Madrid

Carlos Irijalba, Pendo 1, 2014, steel, resin, fiberglass, stone powder, 35 1/2 × 82 3/4 × 23 3/4".

Carlos Irijalba, Pendo 1, 2014, steel, resin, fiberglass, stone powder, 35 1/2 × 82 3/4 × 23 3/4".

Carlos Irijalba

Galeria MPA / Moises Perez de Albeniz

Carlos Irijalba, Pendo 1, 2014, steel, resin, fiberglass, stone powder, 35 1/2 × 82 3/4 × 23 3/4".

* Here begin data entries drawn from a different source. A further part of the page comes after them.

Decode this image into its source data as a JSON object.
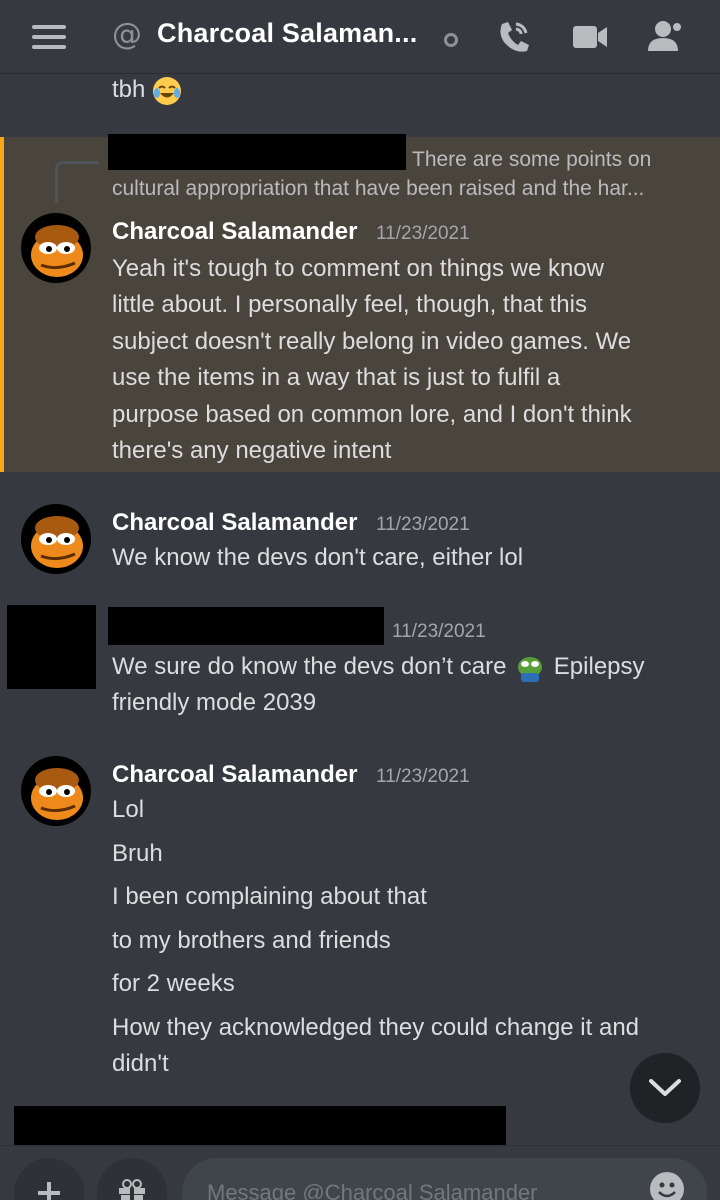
{
  "header": {
    "title": "Charcoal Salaman...",
    "at_symbol": "@",
    "icons": [
      "menu-icon",
      "at-icon",
      "status-offline-icon",
      "call-icon",
      "video-icon",
      "members-icon"
    ]
  },
  "messages": {
    "prev_line": "tbh",
    "reply": {
      "preview_line1": "There are some points on",
      "preview_line2": "cultural appropriation that have been raised and the har..."
    },
    "msg1": {
      "author": "Charcoal Salamander",
      "timestamp": "11/23/2021",
      "lines": [
        "Yeah it's tough to comment on things we know",
        "little about. I personally feel, though, that this",
        "subject doesn't really belong in video games. We",
        "use the items in a way that is just to fulfil a",
        "purpose based on common lore, and I don't think",
        "there's any negative intent"
      ]
    },
    "msg2": {
      "author": "Charcoal Salamander",
      "timestamp": "11/23/2021",
      "lines": [
        "We know the devs don't care, either lol"
      ]
    },
    "msg3": {
      "timestamp": "11/23/2021",
      "line1_a": "We sure do know the devs don’t care",
      "line1_b": "Epilepsy",
      "line2": "friendly mode 2039"
    },
    "msg4": {
      "author": "Charcoal Salamander",
      "timestamp": "11/23/2021",
      "lines": [
        "Lol",
        "Bruh",
        "I been complaining about that",
        "to my brothers and friends",
        "for 2 weeks",
        "How they acknowledged they could change it and",
        "didn't"
      ]
    }
  },
  "composer": {
    "placeholder": "Message @Charcoal Salamander"
  },
  "colors": {
    "background": "#36393f",
    "highlight": "#49443c",
    "highlight_border": "#faa61a",
    "username": "#ffffff",
    "timestamp": "#a3a6aa"
  }
}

Viewers already familiar with the work of Carlos Irijalba might have been surprised that his latest show consisted almost solely of sculpture, given that, over the years, he has built a strong reputation with his videos and photographs. However, sculpture is by no means new to him. He studied in Bilbao, where some of his teachers were the chieftains of the so-called Basque school of sculpture, a rather dogmatic group. Perhaps in response to their doctrinaire attitude toward the medium, he veered toward photography, with a particular interest in the ways in which representations of reality are unavoidably obstructed by its ubiquitous contemporary counterpart: spectacle. In making this ostensible obstruction visible, he revealed his oeuvre’s core to be blatantly physical, though the work itself is only very rarely three-dimensional. Most eloquently, in a work called Twilight, 2009, Irijalba moved the lighting posts from a soccer stadium in Santander, Spain, to Irati, which is located in the northern region of Navarre and is one of the few remaining rain forests in Europe. An unequivocal metaphor of spectacle, the huge lighting post stood triumphally over what may seem to be the last stronghold of nature, the ultimate domain of uniqueness.

Spectacle and history are also some of the issues at stake in Irijalba’s latest body of work, “Skins,” 2014–. Many of the caves in northern Spain where prehistoric painting are found were closed to the public starting in the 1970s; in the ’90s, digital technology was used to scan their interiors in order to create replicas that could be visited by large crowds. As the files containing these scans were stored in formats that have since become obsolete, the information in them has become difficult to recover—a problem acutely felt in the case of certain less important caves for which replicas were never made. Following a complex technical process, Irijalba has now given physicality to those forgotten files. They unfold as fragmented replicas made out of stone powder and fiberglass, offering sharp comments on the tension between past and present, serialization and originality, technology and craftsmanship, spectacle and truth.

Here in the gallery, two of those sculptural fragments were leaning on steel industrial props against the wall, but a third prop supported no sculpture at all. This gave the work a sense of a sequential rhythm that seemed to invoke the proliferation of cave replicas created around the world for the sake of mass tourism. Irijalba resorted to ultrasound scanning for data recovery. It provided a detailed account of the caves’ interior surfaces but was obviously unable to pick up images on those surfaces. A question soon arose: What appeal would these caves have had were it not for the wall-painting program that made them so well known? As human evidence in the form of wall paintings is denied here, Irijalba steps back toward a sort of ahistorical scenario, one in which language has yet to develop. The allusion to spectacularized mass production therefore found its paradoxical counterpart in the dullness of these leaning works. Devoid of iconographic content, they exert a sheer monumentality but unfold as utterly unspectacular and rather melancholic forms, as if worn out by the delirious cadence of manufacturing.

This superb body of work evidences the coherence with which Irijalba’s recent practice blends research, process, and presentation. In the corridor leading to the gallery’s back room, a hanging fragment of the Altamira cave unfolded as yet another take on origins and their reproduction. Made from a 3-D scan of the real cave, it provides a rich array of great visual appeal but unambiguously projects its fake condition. Unlike the leaning works, which make clear that they could be subject to endless reproduction, this work is unique, as if highlighting the singularity of the Altamira cave.

Javier Hontoria